## ABOUT THIS EXERCISE
Gather the lines below that include the string "icon", copying each in full.

EXCERPTED RECORDS section start

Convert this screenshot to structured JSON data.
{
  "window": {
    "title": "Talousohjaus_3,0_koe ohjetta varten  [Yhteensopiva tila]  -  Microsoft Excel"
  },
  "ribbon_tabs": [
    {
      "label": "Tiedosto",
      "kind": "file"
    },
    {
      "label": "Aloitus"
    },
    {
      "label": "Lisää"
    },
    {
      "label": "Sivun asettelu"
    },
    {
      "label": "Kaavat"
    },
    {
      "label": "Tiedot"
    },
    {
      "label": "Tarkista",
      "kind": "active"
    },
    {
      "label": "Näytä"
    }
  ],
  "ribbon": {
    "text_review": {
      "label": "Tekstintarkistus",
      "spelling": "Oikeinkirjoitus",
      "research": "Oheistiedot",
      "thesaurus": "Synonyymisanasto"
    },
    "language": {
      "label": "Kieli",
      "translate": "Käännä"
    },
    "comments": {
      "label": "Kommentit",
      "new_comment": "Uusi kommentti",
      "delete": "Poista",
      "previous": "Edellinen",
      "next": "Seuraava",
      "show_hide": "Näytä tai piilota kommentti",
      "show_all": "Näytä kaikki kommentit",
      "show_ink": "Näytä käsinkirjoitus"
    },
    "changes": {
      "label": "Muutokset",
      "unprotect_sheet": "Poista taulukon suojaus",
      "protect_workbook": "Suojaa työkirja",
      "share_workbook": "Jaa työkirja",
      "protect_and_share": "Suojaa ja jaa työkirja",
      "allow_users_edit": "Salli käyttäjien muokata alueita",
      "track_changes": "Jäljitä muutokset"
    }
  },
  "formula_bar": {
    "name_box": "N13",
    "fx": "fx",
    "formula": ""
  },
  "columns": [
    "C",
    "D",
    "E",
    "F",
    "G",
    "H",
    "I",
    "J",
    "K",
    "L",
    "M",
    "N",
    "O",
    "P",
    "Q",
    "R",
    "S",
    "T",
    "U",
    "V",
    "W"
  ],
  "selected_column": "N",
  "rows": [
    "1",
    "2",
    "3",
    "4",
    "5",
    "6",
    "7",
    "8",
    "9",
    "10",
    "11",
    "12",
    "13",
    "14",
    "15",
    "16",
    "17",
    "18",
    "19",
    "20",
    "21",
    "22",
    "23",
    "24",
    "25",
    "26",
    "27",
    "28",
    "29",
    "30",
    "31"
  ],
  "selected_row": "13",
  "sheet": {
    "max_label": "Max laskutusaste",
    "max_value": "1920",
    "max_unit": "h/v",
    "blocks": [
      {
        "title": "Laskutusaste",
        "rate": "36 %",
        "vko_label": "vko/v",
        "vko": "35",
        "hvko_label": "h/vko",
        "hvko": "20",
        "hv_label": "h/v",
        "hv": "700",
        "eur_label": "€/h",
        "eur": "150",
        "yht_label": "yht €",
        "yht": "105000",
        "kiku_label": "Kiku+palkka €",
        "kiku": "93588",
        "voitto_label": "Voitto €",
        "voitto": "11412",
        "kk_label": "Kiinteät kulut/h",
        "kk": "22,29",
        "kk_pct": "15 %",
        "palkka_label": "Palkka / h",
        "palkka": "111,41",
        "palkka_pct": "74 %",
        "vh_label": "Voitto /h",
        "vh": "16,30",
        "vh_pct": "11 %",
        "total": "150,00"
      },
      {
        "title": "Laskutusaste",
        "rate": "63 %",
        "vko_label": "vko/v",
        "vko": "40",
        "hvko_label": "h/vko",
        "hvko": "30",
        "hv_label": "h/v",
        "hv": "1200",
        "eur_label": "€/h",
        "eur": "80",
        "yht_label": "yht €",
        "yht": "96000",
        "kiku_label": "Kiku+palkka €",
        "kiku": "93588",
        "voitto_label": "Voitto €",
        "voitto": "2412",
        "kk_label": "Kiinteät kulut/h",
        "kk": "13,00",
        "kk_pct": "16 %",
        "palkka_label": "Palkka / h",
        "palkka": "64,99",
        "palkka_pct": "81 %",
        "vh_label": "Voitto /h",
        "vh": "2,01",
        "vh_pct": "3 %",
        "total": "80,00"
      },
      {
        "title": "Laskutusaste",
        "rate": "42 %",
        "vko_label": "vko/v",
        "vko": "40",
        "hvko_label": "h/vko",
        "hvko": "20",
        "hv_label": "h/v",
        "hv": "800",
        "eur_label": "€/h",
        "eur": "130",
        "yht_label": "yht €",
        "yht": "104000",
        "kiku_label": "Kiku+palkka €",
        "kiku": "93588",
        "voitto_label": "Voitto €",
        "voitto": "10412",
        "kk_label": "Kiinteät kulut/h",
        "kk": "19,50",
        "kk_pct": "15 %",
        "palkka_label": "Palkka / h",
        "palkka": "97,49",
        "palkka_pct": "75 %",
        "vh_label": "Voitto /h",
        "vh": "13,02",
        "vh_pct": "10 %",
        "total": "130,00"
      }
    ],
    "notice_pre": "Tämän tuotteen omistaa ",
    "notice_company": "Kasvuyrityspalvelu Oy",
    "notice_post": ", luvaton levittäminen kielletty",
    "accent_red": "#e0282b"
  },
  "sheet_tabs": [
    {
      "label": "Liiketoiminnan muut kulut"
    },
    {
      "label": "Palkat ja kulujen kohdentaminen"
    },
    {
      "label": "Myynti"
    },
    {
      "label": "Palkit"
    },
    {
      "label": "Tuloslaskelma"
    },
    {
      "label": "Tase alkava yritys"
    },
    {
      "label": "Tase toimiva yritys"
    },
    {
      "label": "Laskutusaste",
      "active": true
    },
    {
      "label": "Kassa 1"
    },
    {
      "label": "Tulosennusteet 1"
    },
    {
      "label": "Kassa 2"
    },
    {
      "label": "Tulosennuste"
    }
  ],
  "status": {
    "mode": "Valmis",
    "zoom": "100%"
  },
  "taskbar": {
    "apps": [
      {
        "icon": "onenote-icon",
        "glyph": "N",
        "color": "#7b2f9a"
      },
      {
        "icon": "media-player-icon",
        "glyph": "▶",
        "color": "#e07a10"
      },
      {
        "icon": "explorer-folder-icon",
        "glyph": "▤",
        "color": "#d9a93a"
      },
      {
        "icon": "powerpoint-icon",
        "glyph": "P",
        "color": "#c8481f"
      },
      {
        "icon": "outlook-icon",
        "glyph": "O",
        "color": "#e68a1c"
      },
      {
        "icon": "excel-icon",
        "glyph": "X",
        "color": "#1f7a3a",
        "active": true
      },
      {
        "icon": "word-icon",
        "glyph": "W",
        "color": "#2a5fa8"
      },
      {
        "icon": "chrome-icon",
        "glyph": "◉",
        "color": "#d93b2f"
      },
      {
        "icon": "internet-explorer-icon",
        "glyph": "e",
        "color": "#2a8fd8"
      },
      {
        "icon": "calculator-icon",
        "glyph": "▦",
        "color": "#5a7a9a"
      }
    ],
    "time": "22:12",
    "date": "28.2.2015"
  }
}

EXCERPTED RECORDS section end

## RESULT FOR THIS TASK
        "icon": "onenote-icon",
        "icon": "media-player-icon",
        "icon": "explorer-folder-icon",
        "icon": "powerpoint-icon",
        "icon": "outlook-icon",
        "icon": "excel-icon",
        "icon": "word-icon",
        "icon": "chrome-icon",
        "icon": "internet-explorer-icon",
        "icon": "calculator-icon",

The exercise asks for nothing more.